In those with, some guests leave the reception when the dance portion starts. Not in a rude way or anything, but it does clear out.
Hopefully the people who disagree with it can handle in a similar, mature manner.
Post # 5
I’m sorry you feel weird OP, but I think you simply need to own your choices. Having alchol & dancing at your wedding? Excellent, you do what feels right to you and your FI. If they aren’t comfortable at an event with dancing & drinking, then they have the option to decline the invitation. You cannot please everyone and if they choose to come to your wedding, hopefully they have the good sense to not be negative about your choices for your wedding.
Post # 6
I understand it upsets some but I’m amazed that people still find it so “wrong”, Jesus himself passed around a cup of wine. If I’m not mistaken the bible doesn’t say not to drink or dance, but to not be a drunk. And I do believe dancing was spoken of in acceptance in the bible, apart from the false idols.
I wouldn’t pay much mind to others and their opinipns. So long as no one is wasted or practically having sex on the dance floor.
My husbands uncle is a preacher for a baptist church and refused to marry us, after “much thought and prayer”, or even attend the wedding because we were living out of “wedlock” even though we decided to abstain once we became baptized and closer to our faith.
We stopped having premarital sex after our baptism but because we didn’t move out and continued living together before the wedding he still doesn’t talk to us. Its sad but I’m ok with it, I know we were not wrong. I know how you feel though.
Post # 7
i would not entertain their conversations and ultimately its his family so they can go to him with concerns. they will deal with it and you guys may get backlash but it will all wash over. if your fiance is on your side and he wants a bar and dance as much as you then they can go to him so u dont become the wedge between him and his families issues/beliefs.
Post # 8
Really?? No dancing?
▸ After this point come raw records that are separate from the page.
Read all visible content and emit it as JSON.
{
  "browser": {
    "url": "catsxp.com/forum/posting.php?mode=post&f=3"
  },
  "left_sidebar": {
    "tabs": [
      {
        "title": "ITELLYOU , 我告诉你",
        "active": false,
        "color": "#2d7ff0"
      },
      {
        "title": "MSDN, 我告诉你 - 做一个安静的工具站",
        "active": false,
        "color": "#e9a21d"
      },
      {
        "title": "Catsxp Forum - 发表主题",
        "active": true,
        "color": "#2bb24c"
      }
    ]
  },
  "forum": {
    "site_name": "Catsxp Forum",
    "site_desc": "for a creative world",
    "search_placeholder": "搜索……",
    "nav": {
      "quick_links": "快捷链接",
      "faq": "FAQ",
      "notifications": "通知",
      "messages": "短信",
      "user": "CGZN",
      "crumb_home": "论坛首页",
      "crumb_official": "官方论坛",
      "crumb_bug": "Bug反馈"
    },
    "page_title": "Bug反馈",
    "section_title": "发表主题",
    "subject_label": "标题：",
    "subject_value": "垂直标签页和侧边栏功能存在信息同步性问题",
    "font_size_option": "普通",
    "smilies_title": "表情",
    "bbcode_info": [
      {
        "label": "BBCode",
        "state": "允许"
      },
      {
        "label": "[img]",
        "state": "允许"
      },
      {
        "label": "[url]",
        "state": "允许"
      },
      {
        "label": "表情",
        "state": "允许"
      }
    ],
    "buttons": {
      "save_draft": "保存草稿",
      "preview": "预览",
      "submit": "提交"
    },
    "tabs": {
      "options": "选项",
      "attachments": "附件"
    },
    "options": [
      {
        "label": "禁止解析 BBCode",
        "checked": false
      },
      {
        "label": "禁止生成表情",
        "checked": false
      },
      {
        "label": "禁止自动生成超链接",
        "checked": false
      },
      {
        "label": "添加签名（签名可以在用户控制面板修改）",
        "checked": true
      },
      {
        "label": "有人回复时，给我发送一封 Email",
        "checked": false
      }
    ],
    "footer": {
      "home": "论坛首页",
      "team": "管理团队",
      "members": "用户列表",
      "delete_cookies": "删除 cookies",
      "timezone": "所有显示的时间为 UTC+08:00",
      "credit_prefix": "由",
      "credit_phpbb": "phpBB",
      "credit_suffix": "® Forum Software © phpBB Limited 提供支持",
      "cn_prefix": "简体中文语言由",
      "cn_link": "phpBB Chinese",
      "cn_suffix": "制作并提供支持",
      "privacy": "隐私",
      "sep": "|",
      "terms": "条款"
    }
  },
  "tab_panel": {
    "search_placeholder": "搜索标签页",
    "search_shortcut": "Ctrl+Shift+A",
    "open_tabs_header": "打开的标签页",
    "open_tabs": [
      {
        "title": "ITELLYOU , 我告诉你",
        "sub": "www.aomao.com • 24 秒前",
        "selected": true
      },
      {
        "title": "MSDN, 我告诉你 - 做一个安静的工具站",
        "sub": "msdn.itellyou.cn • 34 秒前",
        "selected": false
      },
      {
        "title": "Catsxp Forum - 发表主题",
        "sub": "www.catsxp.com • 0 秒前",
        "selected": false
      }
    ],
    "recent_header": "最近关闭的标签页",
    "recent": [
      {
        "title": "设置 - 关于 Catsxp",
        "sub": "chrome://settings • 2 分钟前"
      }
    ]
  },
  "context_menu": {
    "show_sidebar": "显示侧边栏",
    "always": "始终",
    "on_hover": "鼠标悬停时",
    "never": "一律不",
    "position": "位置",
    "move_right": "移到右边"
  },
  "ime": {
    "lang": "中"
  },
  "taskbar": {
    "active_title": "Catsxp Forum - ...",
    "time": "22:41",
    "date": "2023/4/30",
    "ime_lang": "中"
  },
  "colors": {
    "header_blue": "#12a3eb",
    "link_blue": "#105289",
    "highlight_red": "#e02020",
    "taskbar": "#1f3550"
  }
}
How odd for a wedding…
You do you, and let the stuffy ones handle themselves
Post # 9
- Wedding: July 2014 - Prague
They’re family, and they’re going to ask questions and have opinions, but in the end what they think really doesnn’t matter. You are adults making adult decisions. You just have to toughen up and be ready to answer questions directly and then deal with the disapproving comments. In the end they will have to make their own decisions about how they will deal with the situation. At least they will know what to expect!
Post # 10
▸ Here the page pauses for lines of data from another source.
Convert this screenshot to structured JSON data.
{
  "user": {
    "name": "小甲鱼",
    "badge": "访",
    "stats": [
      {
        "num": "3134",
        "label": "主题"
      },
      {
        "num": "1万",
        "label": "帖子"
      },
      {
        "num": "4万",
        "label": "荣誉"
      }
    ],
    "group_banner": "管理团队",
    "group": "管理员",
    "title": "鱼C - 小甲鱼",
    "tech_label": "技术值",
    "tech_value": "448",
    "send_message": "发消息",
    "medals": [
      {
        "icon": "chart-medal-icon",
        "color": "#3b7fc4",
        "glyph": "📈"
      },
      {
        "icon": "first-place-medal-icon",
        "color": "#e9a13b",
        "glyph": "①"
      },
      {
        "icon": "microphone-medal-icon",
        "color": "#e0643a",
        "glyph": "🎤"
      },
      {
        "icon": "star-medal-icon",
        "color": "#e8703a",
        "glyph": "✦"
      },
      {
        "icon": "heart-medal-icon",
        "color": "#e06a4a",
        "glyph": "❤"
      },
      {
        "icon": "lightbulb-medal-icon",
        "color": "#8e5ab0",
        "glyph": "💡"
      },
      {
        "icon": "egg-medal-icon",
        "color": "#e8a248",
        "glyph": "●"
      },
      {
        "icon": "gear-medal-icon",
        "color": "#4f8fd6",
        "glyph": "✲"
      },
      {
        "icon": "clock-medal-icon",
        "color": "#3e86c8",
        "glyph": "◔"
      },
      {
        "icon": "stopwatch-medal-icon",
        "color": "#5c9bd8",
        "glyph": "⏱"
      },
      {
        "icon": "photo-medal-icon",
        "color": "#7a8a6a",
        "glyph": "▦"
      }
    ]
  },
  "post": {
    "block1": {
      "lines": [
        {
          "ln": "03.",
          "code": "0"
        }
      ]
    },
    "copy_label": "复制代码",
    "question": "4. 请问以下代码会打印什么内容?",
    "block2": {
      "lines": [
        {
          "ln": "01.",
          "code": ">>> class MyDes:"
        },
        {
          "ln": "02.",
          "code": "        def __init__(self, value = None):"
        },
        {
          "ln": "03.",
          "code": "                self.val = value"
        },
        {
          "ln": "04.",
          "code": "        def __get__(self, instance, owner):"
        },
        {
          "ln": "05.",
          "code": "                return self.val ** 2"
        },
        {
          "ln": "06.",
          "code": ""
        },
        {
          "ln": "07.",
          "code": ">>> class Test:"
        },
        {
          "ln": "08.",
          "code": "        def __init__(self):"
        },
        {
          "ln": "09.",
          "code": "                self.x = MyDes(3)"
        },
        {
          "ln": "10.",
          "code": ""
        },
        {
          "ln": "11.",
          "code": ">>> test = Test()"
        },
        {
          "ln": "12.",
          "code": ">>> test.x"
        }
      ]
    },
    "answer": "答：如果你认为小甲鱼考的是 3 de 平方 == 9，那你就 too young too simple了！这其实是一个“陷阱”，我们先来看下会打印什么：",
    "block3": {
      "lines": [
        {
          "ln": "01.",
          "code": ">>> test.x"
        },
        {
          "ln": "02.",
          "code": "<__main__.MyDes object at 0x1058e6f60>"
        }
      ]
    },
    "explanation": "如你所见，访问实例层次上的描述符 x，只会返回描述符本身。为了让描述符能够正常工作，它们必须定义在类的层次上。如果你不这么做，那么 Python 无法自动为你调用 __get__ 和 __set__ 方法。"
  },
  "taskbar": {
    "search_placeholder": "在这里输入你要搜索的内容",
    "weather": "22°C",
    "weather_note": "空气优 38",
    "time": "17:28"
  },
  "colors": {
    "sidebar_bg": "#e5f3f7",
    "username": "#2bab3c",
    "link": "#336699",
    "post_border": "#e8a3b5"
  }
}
Easiest way to deal with questions is to say ‘We haven’t made any final decisions yet.’….and then change the subject.
Post # 11
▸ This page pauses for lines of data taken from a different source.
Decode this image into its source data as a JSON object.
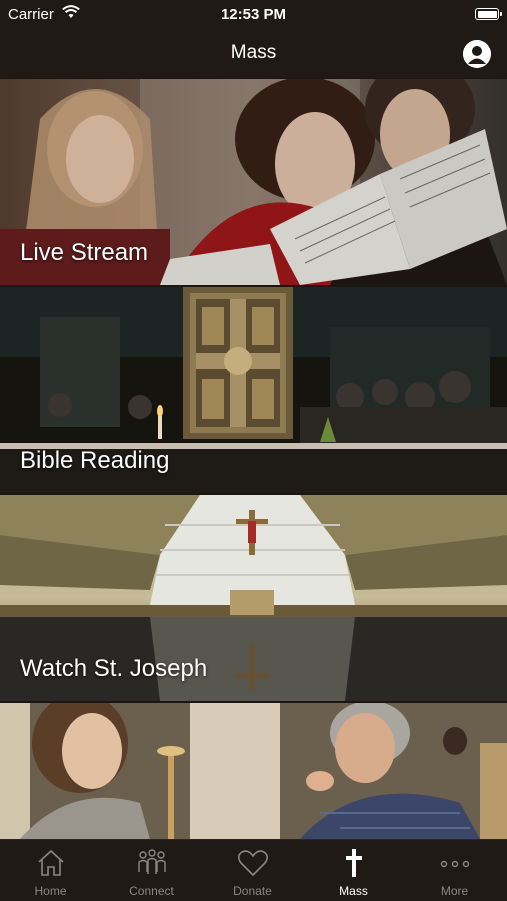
{
  "status_bar": {
    "carrier": "Carrier",
    "time": "12:53 PM"
  },
  "nav": {
    "title": "Mass",
    "profile_icon": "profile-icon"
  },
  "tiles": [
    {
      "label": "Live Stream",
      "image": "choir-singers-photo"
    },
    {
      "label": "Bible Reading",
      "image": "ornate-bible-on-altar-photo"
    },
    {
      "label": "Watch St. Joseph",
      "image": "church-sanctuary-photo"
    },
    {
      "label": "",
      "image": "communion-line-photo"
    }
  ],
  "tab_bar": {
    "items": [
      {
        "label": "Home",
        "icon": "home-icon",
        "active": false
      },
      {
        "label": "Connect",
        "icon": "people-icon",
        "active": false
      },
      {
        "label": "Donate",
        "icon": "heart-icon",
        "active": false
      },
      {
        "label": "Mass",
        "icon": "cross-icon",
        "active": true
      },
      {
        "label": "More",
        "icon": "more-dots-icon",
        "active": false
      }
    ]
  },
  "colors": {
    "bar_background": "#1f1a16",
    "tab_inactive": "#8c8783",
    "tab_active": "#ffffff"
  }
}
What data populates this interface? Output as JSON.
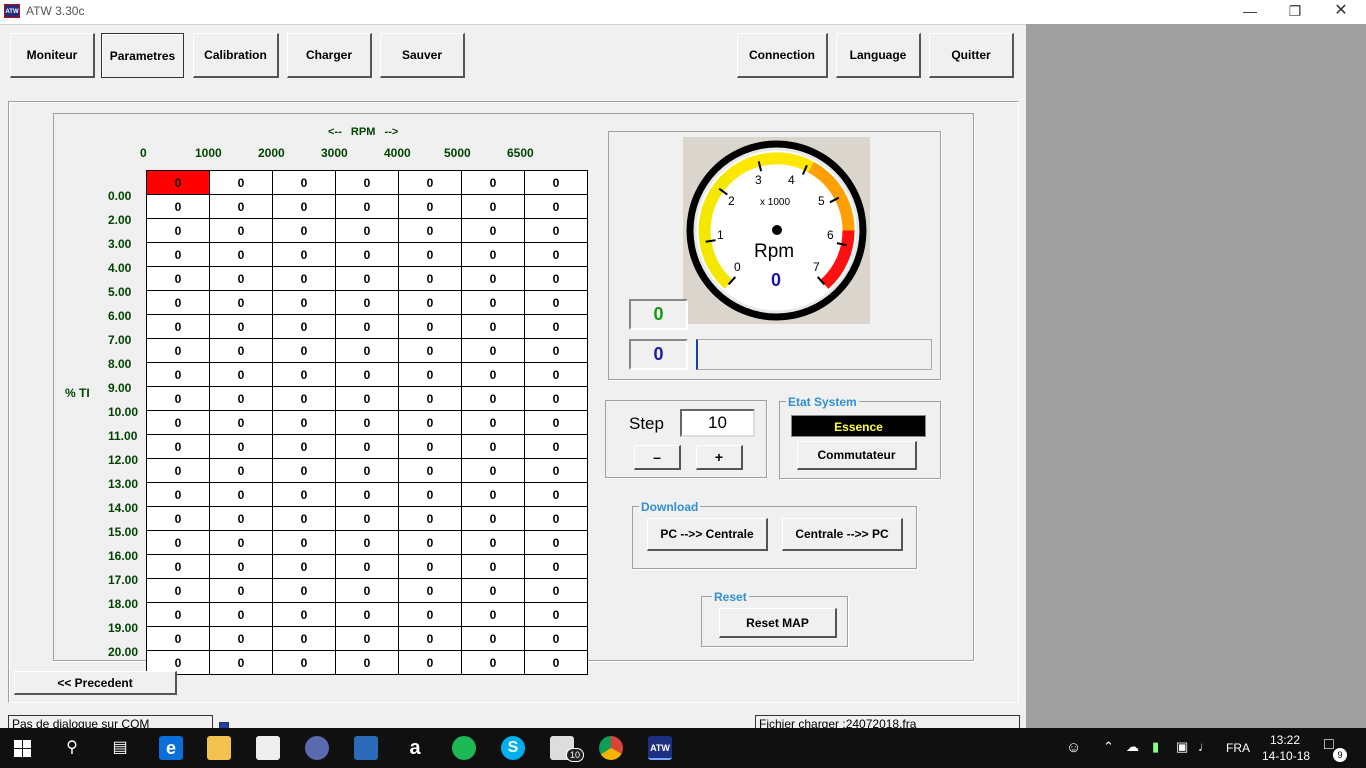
{
  "window": {
    "title": "ATW 3.30c",
    "icon_text": "ATW"
  },
  "toolbar": {
    "moniteur": "Moniteur",
    "parametres": "Parametres",
    "calibration": "Calibration",
    "charger": "Charger",
    "sauver": "Sauver",
    "connection": "Connection",
    "language": "Language",
    "quitter": "Quitter"
  },
  "map": {
    "rpm_title": "<--   RPM   -->",
    "rpm_ticks": [
      "0",
      "1000",
      "2000",
      "3000",
      "4000",
      "5000",
      "6500"
    ],
    "ti_axis_label": "% TI",
    "ti_ticks": [
      "0.00",
      "2.00",
      "3.00",
      "4.00",
      "5.00",
      "6.00",
      "7.00",
      "8.00",
      "9.00",
      "10.00",
      "11.00",
      "12.00",
      "13.00",
      "14.00",
      "15.00",
      "16.00",
      "17.00",
      "18.00",
      "19.00",
      "20.00"
    ],
    "rows": [
      [
        "0",
        "0",
        "0",
        "0",
        "0",
        "0",
        "0"
      ],
      [
        "0",
        "0",
        "0",
        "0",
        "0",
        "0",
        "0"
      ],
      [
        "0",
        "0",
        "0",
        "0",
        "0",
        "0",
        "0"
      ],
      [
        "0",
        "0",
        "0",
        "0",
        "0",
        "0",
        "0"
      ],
      [
        "0",
        "0",
        "0",
        "0",
        "0",
        "0",
        "0"
      ],
      [
        "0",
        "0",
        "0",
        "0",
        "0",
        "0",
        "0"
      ],
      [
        "0",
        "0",
        "0",
        "0",
        "0",
        "0",
        "0"
      ],
      [
        "0",
        "0",
        "0",
        "0",
        "0",
        "0",
        "0"
      ],
      [
        "0",
        "0",
        "0",
        "0",
        "0",
        "0",
        "0"
      ],
      [
        "0",
        "0",
        "0",
        "0",
        "0",
        "0",
        "0"
      ],
      [
        "0",
        "0",
        "0",
        "0",
        "0",
        "0",
        "0"
      ],
      [
        "0",
        "0",
        "0",
        "0",
        "0",
        "0",
        "0"
      ],
      [
        "0",
        "0",
        "0",
        "0",
        "0",
        "0",
        "0"
      ],
      [
        "0",
        "0",
        "0",
        "0",
        "0",
        "0",
        "0"
      ],
      [
        "0",
        "0",
        "0",
        "0",
        "0",
        "0",
        "0"
      ],
      [
        "0",
        "0",
        "0",
        "0",
        "0",
        "0",
        "0"
      ],
      [
        "0",
        "0",
        "0",
        "0",
        "0",
        "0",
        "0"
      ],
      [
        "0",
        "0",
        "0",
        "0",
        "0",
        "0",
        "0"
      ],
      [
        "0",
        "0",
        "0",
        "0",
        "0",
        "0",
        "0"
      ],
      [
        "0",
        "0",
        "0",
        "0",
        "0",
        "0",
        "0"
      ],
      [
        "0",
        "0",
        "0",
        "0",
        "0",
        "0",
        "0"
      ]
    ],
    "selected_cell_color": "#ff0000"
  },
  "gauge": {
    "numbers": [
      "0",
      "1",
      "2",
      "3",
      "4",
      "5",
      "6",
      "7"
    ],
    "multiplier": "x 1000",
    "unit": "Rpm",
    "value": "0",
    "value_color": "#1a1aa0"
  },
  "readouts": {
    "green_value": "0",
    "green_color": "#119911",
    "blue_value": "0",
    "blue_color": "#1a1aa0"
  },
  "step": {
    "label": "Step",
    "value": "10",
    "minus": "–",
    "plus": "+"
  },
  "etat": {
    "title": "Etat System",
    "mode": "Essence",
    "commutateur": "Commutateur"
  },
  "download": {
    "title": "Download",
    "to_centrale": "PC -->> Centrale",
    "to_pc": "Centrale -->> PC"
  },
  "reset": {
    "title": "Reset",
    "button": "Reset MAP"
  },
  "nav": {
    "precedent": "<< Precedent"
  },
  "status": {
    "left": "Pas de dialogue sur COM",
    "right": "Fichier charger :24072018.fra"
  },
  "taskbar": {
    "language": "FRA",
    "time": "13:22",
    "date": "14-10-18",
    "mail_badge": "10",
    "notif_badge": "9"
  }
}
Olgarie: these threads about sensitive soles who can’t be in the presence of alcohol always amaze me. I always wonder if they have the same strict policy about not going anywhere alcohol is served, in their day to day lives, or just when they want to impose their morals on family members events? If so, do they never go out to eat in a restaurant? Or do they limit themselves to places where alcohol isn’t served…ie fast food and Cracker Barrell?
Post # 12
Olgarie: If I may comment, I know it’s 2 months old now. My answer for everything Christian wedding is that Jesus turned the water into wine, and weddings in the Jewish culture has dancing and I’m sure Jesus took part of the dancing…so I say you’re good to go.
Post # 13
- Wedding: June 2015 - Church
I come from a Pentecostal family and FI comes from a Catholic family but we now go to a non-denominational church, where we will be married and have dancing, but no alcohol.
PS. There are many different DENOMINATIONS in the CHRISTIAN RELIGION. Baptist, Episcopal, Penetcostal, Presbyterian, Catholic are all subsets i.e. DENOMINATIONS of the SAME RELIGION.